Before repeating the entries below, strip out every picture and keep all else as it is.

--- PROVIDED RECORDS ---

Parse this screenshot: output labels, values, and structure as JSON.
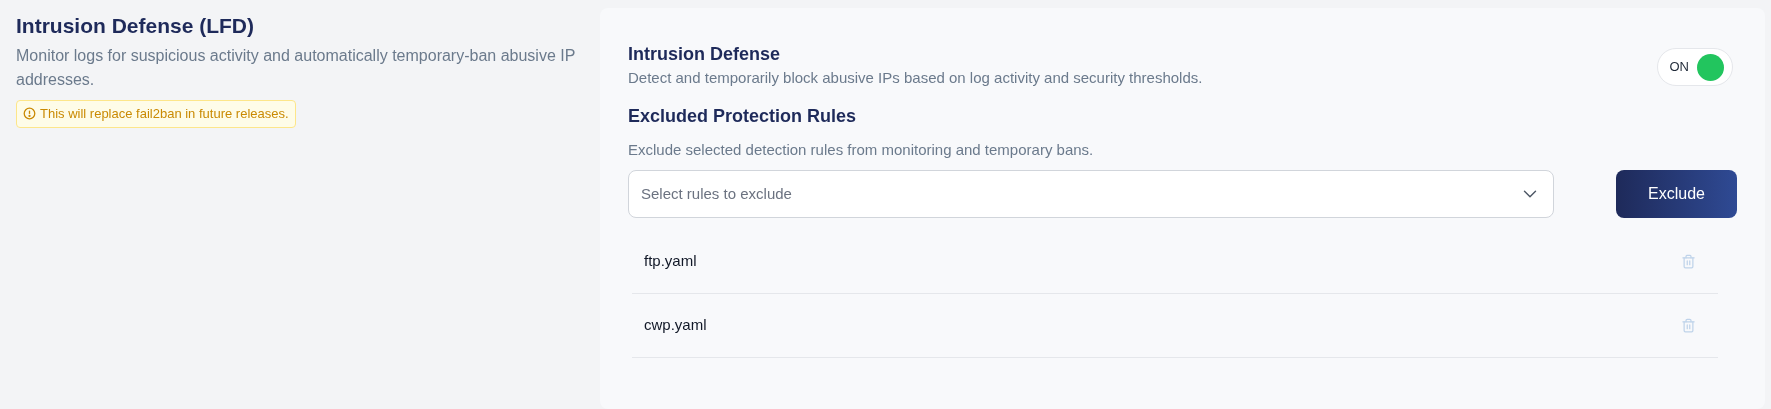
{
  "intro": {
    "title": "Intrusion Defense (LFD)",
    "description": "Monitor logs for suspicious activity and automatically temporary-ban abusive IP addresses.",
    "notice": "This will replace fail2ban in future releases."
  },
  "setting": {
    "title": "Intrusion Defense",
    "description": "Detect and temporarily block abusive IPs based on log activity and security thresholds.",
    "toggle": {
      "label": "ON",
      "on": true
    }
  },
  "exclusions": {
    "title": "Excluded Protection Rules",
    "description": "Exclude selected detection rules from monitoring and temporary bans.",
    "select": {
      "placeholder": "Select rules to exclude"
    },
    "button": "Exclude",
    "rules": [
      {
        "name": "ftp.yaml"
      },
      {
        "name": "cwp.yaml"
      }
    ]
  }
}
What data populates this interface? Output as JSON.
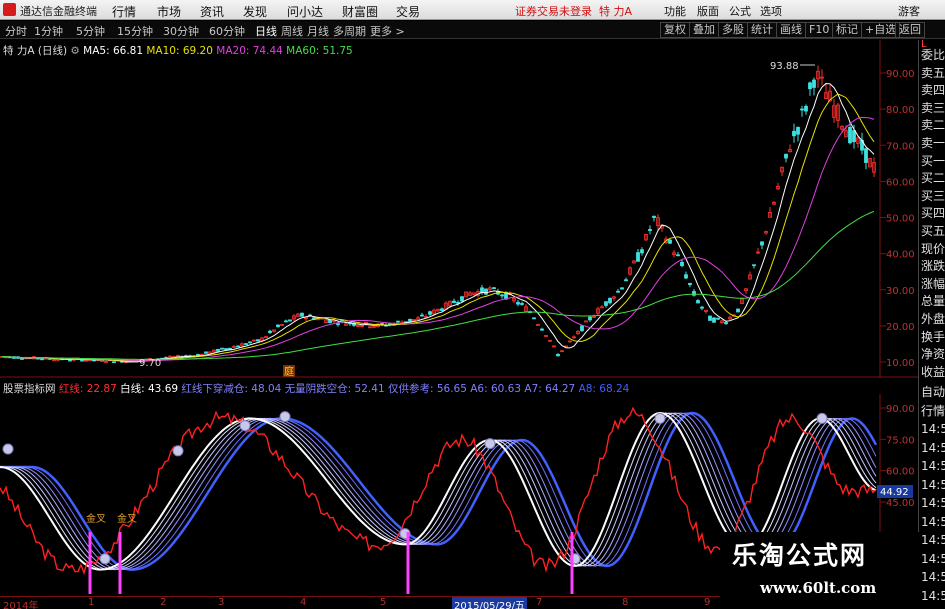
{
  "menubar": {
    "app_title": "通达信金融终端",
    "menu": [
      "行情",
      "市场",
      "资讯",
      "发现",
      "问小达",
      "财富圈",
      "交易"
    ],
    "login_status": "证券交易未登录",
    "stock_name": "特 力A",
    "right_menu": [
      "功能",
      "版面",
      "公式",
      "选项",
      "游客"
    ]
  },
  "toolbar": {
    "periods": [
      "分时",
      "1分钟",
      "5分钟",
      "15分钟",
      "30分钟",
      "60分钟",
      "日线",
      "周线",
      "月线",
      "多周期",
      "更多 >"
    ],
    "active_period": "日线",
    "buttons": [
      "复权",
      "叠加",
      "多股",
      "统计",
      "画线",
      "F10",
      "标记",
      "+自选",
      "返回"
    ]
  },
  "main_chart": {
    "title": "特 力A (日线)",
    "ma": [
      {
        "label": "MA5: 66.81",
        "color": "#ffffff"
      },
      {
        "label": "MA10: 69.20",
        "color": "#e8e000"
      },
      {
        "label": "MA20: 74.44",
        "color": "#e040e0"
      },
      {
        "label": "MA60: 51.75",
        "color": "#40e040"
      }
    ],
    "y_ticks": [
      "90.00",
      "80.00",
      "70.00",
      "60.00",
      "50.00",
      "40.00",
      "30.00",
      "20.00",
      "10.00"
    ],
    "high_label": "93.88",
    "low_label": "9.70",
    "event_marker": "庭"
  },
  "indicator_chart": {
    "name": "股票指标网",
    "values": [
      {
        "label": "红线: 22.87",
        "color": "#ff3030"
      },
      {
        "label": "白线: 43.69",
        "color": "#ffffff"
      },
      {
        "label": "红线下穿减仓: 48.04",
        "color": "#8080ff"
      },
      {
        "label": "无量阴跌空仓: 52.41",
        "color": "#8080ff"
      },
      {
        "label": "仅供参考: 56.65",
        "color": "#8080ff"
      },
      {
        "label": "A6: 60.63",
        "color": "#8080ff"
      },
      {
        "label": "A7: 64.27",
        "color": "#8080ff"
      },
      {
        "label": "A8: 68.24",
        "color": "#4060ff"
      }
    ],
    "y_ticks": [
      "90.00",
      "75.00",
      "60.00",
      "45.00"
    ],
    "current_value": "44.92",
    "markers": [
      "金叉",
      "金叉"
    ]
  },
  "side_panel": {
    "header_L": "L",
    "items_top": [
      "委比",
      "卖五",
      "卖四",
      "卖三",
      "卖二",
      "卖一",
      "买一",
      "买二",
      "买三",
      "买四",
      "买五",
      "现价",
      "涨跌",
      "涨幅",
      "总量",
      "外盘",
      "换手",
      "净资",
      "收益"
    ],
    "items_bottom": [
      "自动",
      "行情",
      "14:5",
      "14:5",
      "14:5",
      "14:5",
      "14:5",
      "14:5",
      "14:5",
      "14:5",
      "14:5",
      "14:5"
    ]
  },
  "x_axis": {
    "labels": [
      "2014年",
      "1",
      "2",
      "3",
      "4",
      "5",
      "7",
      "8",
      "9"
    ],
    "cursor_date": "2015/05/29/五"
  },
  "watermark": {
    "title": "乐淘公式网",
    "url": "www.60lt.com"
  },
  "colors": {
    "up": "#ff3030",
    "down": "#40e0e0",
    "ma5": "#ffffff",
    "ma10": "#e8e000",
    "ma20": "#e040e0",
    "ma60": "#40e040",
    "axis_border": "#7a1010"
  }
}
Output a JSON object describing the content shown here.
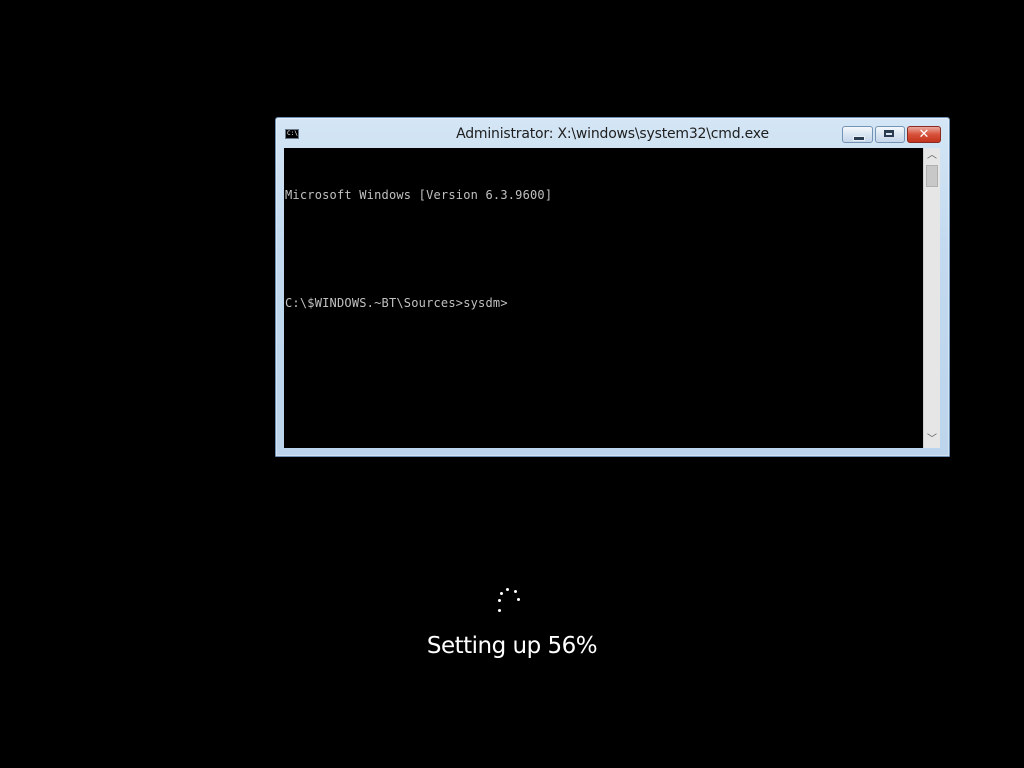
{
  "window": {
    "title": "Administrator: X:\\windows\\system32\\cmd.exe",
    "icon": "cmd-icon",
    "icon_glyph": "C:\\",
    "buttons": {
      "minimize": "minimize-icon",
      "maximize": "maximize-icon",
      "close": "close-icon",
      "close_glyph": "✕"
    },
    "accent_color": "#c2d9ef",
    "close_color": "#c2341d"
  },
  "console": {
    "lines": [
      "Microsoft Windows [Version 6.3.9600]",
      "",
      "C:\\$WINDOWS.~BT\\Sources>sysdm>"
    ],
    "text_color": "#c0c0c0",
    "background": "#000000"
  },
  "scrollbar": {
    "up_arrow": "︿",
    "down_arrow": "﹀"
  },
  "setup": {
    "status": "Setting up 56%",
    "progress_percent": 56,
    "spinner_icon": "loading-spinner-icon"
  }
}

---

WRITTEN REPLY:
Parse this screenshot: output labels, values, and structure as JSON.
{
  "intro": {
    "title": "Intrusion Defense (LFD)",
    "description": "Monitor logs for suspicious activity and automatically temporary-ban abusive IP addresses.",
    "notice": "This will replace fail2ban in future releases."
  },
  "setting": {
    "title": "Intrusion Defense",
    "description": "Detect and temporarily block abusive IPs based on log activity and security thresholds.",
    "toggle": {
      "label": "ON",
      "on": true
    }
  },
  "exclusions": {
    "title": "Excluded Protection Rules",
    "description": "Exclude selected detection rules from monitoring and temporary bans.",
    "select": {
      "placeholder": "Select rules to exclude"
    },
    "button": "Exclude",
    "rules": [
      {
        "name": "ftp.yaml"
      },
      {
        "name": "cwp.yaml"
      }
    ]
  }
}
What data populates this interface? Output as JSON.
{
  "menubar": {
    "app_title": "通达信金融终端",
    "menu": [
      "行情",
      "市场",
      "资讯",
      "发现",
      "问小达",
      "财富圈",
      "交易"
    ],
    "login_status": "证券交易未登录",
    "stock_name": "特 力A",
    "right_menu": [
      "功能",
      "版面",
      "公式",
      "选项",
      "游客"
    ]
  },
  "toolbar": {
    "periods": [
      "分时",
      "1分钟",
      "5分钟",
      "15分钟",
      "30分钟",
      "60分钟",
      "日线",
      "周线",
      "月线",
      "多周期",
      "更多 >"
    ],
    "active_period": "日线",
    "buttons": [
      "复权",
      "叠加",
      "多股",
      "统计",
      "画线",
      "F10",
      "标记",
      "+自选",
      "返回"
    ]
  },
  "main_chart": {
    "title": "特 力A (日线)",
    "ma": [
      {
        "label": "MA5: 66.81",
        "color": "#ffffff"
      },
      {
        "label": "MA10: 69.20",
        "color": "#e8e000"
      },
      {
        "label": "MA20: 74.44",
        "color": "#e040e0"
      },
      {
        "label": "MA60: 51.75",
        "color": "#40e040"
      }
    ],
    "y_ticks": [
      "90.00",
      "80.00",
      "70.00",
      "60.00",
      "50.00",
      "40.00",
      "30.00",
      "20.00",
      "10.00"
    ],
    "high_label": "93.88",
    "low_label": "9.70",
    "event_marker": "庭"
  },
  "indicator_chart": {
    "name": "股票指标网",
    "values": [
      {
        "label": "红线: 22.87",
        "color": "#ff3030"
      },
      {
        "label": "白线: 43.69",
        "color": "#ffffff"
      },
      {
        "label": "红线下穿减仓: 48.04",
        "color": "#8080ff"
      },
      {
        "label": "无量阴跌空仓: 52.41",
        "color": "#8080ff"
      },
      {
        "label": "仅供参考: 56.65",
        "color": "#8080ff"
      },
      {
        "label": "A6: 60.63",
        "color": "#8080ff"
      },
      {
        "label": "A7: 64.27",
        "color": "#8080ff"
      },
      {
        "label": "A8: 68.24",
        "color": "#4060ff"
      }
    ],
    "y_ticks": [
      "90.00",
      "75.00",
      "60.00",
      "45.00"
    ],
    "current_value": "44.92",
    "markers": [
      "金叉",
      "金叉"
    ]
  },
  "side_panel": {
    "header_L": "L",
    "items_top": [
      "委比",
      "卖五",
      "卖四",
      "卖三",
      "卖二",
      "卖一",
      "买一",
      "买二",
      "买三",
      "买四",
      "买五",
      "现价",
      "涨跌",
      "涨幅",
      "总量",
      "外盘",
      "换手",
      "净资",
      "收益"
    ],
    "items_bottom": [
      "自动",
      "行情",
      "14:5",
      "14:5",
      "14:5",
      "14:5",
      "14:5",
      "14:5",
      "14:5",
      "14:5",
      "14:5",
      "14:5"
    ]
  },
  "x_axis": {
    "labels": [
      "2014年",
      "1",
      "2",
      "3",
      "4",
      "5",
      "7",
      "8",
      "9"
    ],
    "cursor_date": "2015/05/29/五"
  },
  "watermark": {
    "title": "乐淘公式网",
    "url": "www.60lt.com"
  },
  "colors": {
    "up": "#ff3030",
    "down": "#40e0e0",
    "ma5": "#ffffff",
    "ma10": "#e8e000",
    "ma20": "#e040e0",
    "ma60": "#40e040",
    "axis_border": "#7a1010"
  }
}
Output a JSON object describing the content shown here.
{
  "window": {
    "title": "Administrator: X:\\windows\\system32\\cmd.exe",
    "icon": "cmd-icon",
    "icon_glyph": "C:\\",
    "buttons": {
      "minimize": "minimize-icon",
      "maximize": "maximize-icon",
      "close": "close-icon",
      "close_glyph": "✕"
    },
    "accent_color": "#c2d9ef",
    "close_color": "#c2341d"
  },
  "console": {
    "lines": [
      "Microsoft Windows [Version 6.3.9600]",
      "",
      "C:\\$WINDOWS.~BT\\Sources>sysdm>"
    ],
    "text_color": "#c0c0c0",
    "background": "#000000"
  },
  "scrollbar": {
    "up_arrow": "︿",
    "down_arrow": "﹀"
  },
  "setup": {
    "status": "Setting up 56%",
    "progress_percent": 56,
    "spinner_icon": "loading-spinner-icon"
  }
}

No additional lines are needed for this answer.